The copy you print must match the listing exactly, with its pictures removed.

[[ Supplied material open ]]

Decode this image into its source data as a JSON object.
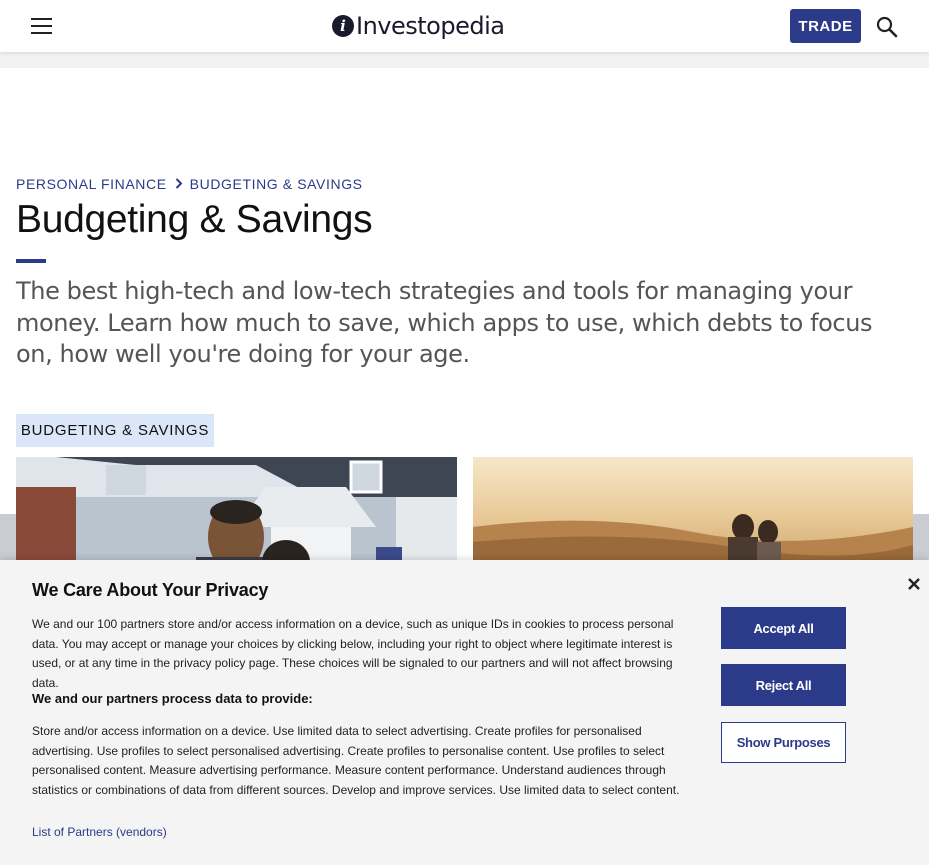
{
  "header": {
    "logo_text": "Investopedia",
    "trade_label": "TRADE",
    "menu_icon": "hamburger-menu-icon",
    "search_icon": "search-icon"
  },
  "breadcrumb": {
    "items": [
      "PERSONAL FINANCE",
      "BUDGETING & SAVINGS"
    ]
  },
  "page": {
    "title": "Budgeting & Savings",
    "intro": "The best high-tech and low-tech strategies and tools for managing your money. Learn how much to save, which apps to use, which debts to focus on, how well you're doing for your age.",
    "section_tag": "BUDGETING & SAVINGS"
  },
  "cards": [
    {
      "image": "family-in-front-of-house"
    },
    {
      "image": "couple-on-beach-at-sunset"
    }
  ],
  "privacy": {
    "title": "We Care About Your Privacy",
    "body": "We and our 100 partners store and/or access information on a device, such as unique IDs in cookies to process personal data. You may accept or manage your choices by clicking below, including your right to object where legitimate interest is used, or at any time in the privacy policy page. These choices will be signaled to our partners and will not affect browsing data.",
    "subheading": "We and our partners process data to provide:",
    "purposes": "Store and/or access information on a device. Use limited data to select advertising. Create profiles for personalised advertising. Use profiles to select personalised advertising. Create profiles to personalise content. Use profiles to select personalised content. Measure advertising performance. Measure content performance. Understand audiences through statistics or combinations of data from different sources. Develop and improve services. Use limited data to select content.",
    "partners_link": "List of Partners (vendors)",
    "accept_label": "Accept All",
    "reject_label": "Reject All",
    "purposes_label": "Show Purposes",
    "close_icon": "close-icon"
  },
  "colors": {
    "brand": "#2c3a8a",
    "tag_bg": "#dbe6f9",
    "banner_bg": "#f4f4f4"
  }
}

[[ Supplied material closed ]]

*Your solution*
Decode this image into its source data as a JSON object.
{
  "header": {
    "logo_text": "Investopedia",
    "trade_label": "TRADE",
    "menu_icon": "hamburger-menu-icon",
    "search_icon": "search-icon"
  },
  "breadcrumb": {
    "items": [
      "PERSONAL FINANCE",
      "BUDGETING & SAVINGS"
    ]
  },
  "page": {
    "title": "Budgeting & Savings",
    "intro": "The best high-tech and low-tech strategies and tools for managing your money. Learn how much to save, which apps to use, which debts to focus on, how well you're doing for your age.",
    "section_tag": "BUDGETING & SAVINGS"
  },
  "cards": [
    {
      "image": "family-in-front-of-house"
    },
    {
      "image": "couple-on-beach-at-sunset"
    }
  ],
  "privacy": {
    "title": "We Care About Your Privacy",
    "body": "We and our 100 partners store and/or access information on a device, such as unique IDs in cookies to process personal data. You may accept or manage your choices by clicking below, including your right to object where legitimate interest is used, or at any time in the privacy policy page. These choices will be signaled to our partners and will not affect browsing data.",
    "subheading": "We and our partners process data to provide:",
    "purposes": "Store and/or access information on a device. Use limited data to select advertising. Create profiles for personalised advertising. Use profiles to select personalised advertising. Create profiles to personalise content. Use profiles to select personalised content. Measure advertising performance. Measure content performance. Understand audiences through statistics or combinations of data from different sources. Develop and improve services. Use limited data to select content.",
    "partners_link": "List of Partners (vendors)",
    "accept_label": "Accept All",
    "reject_label": "Reject All",
    "purposes_label": "Show Purposes",
    "close_icon": "close-icon"
  },
  "colors": {
    "brand": "#2c3a8a",
    "tag_bg": "#dbe6f9",
    "banner_bg": "#f4f4f4"
  }
}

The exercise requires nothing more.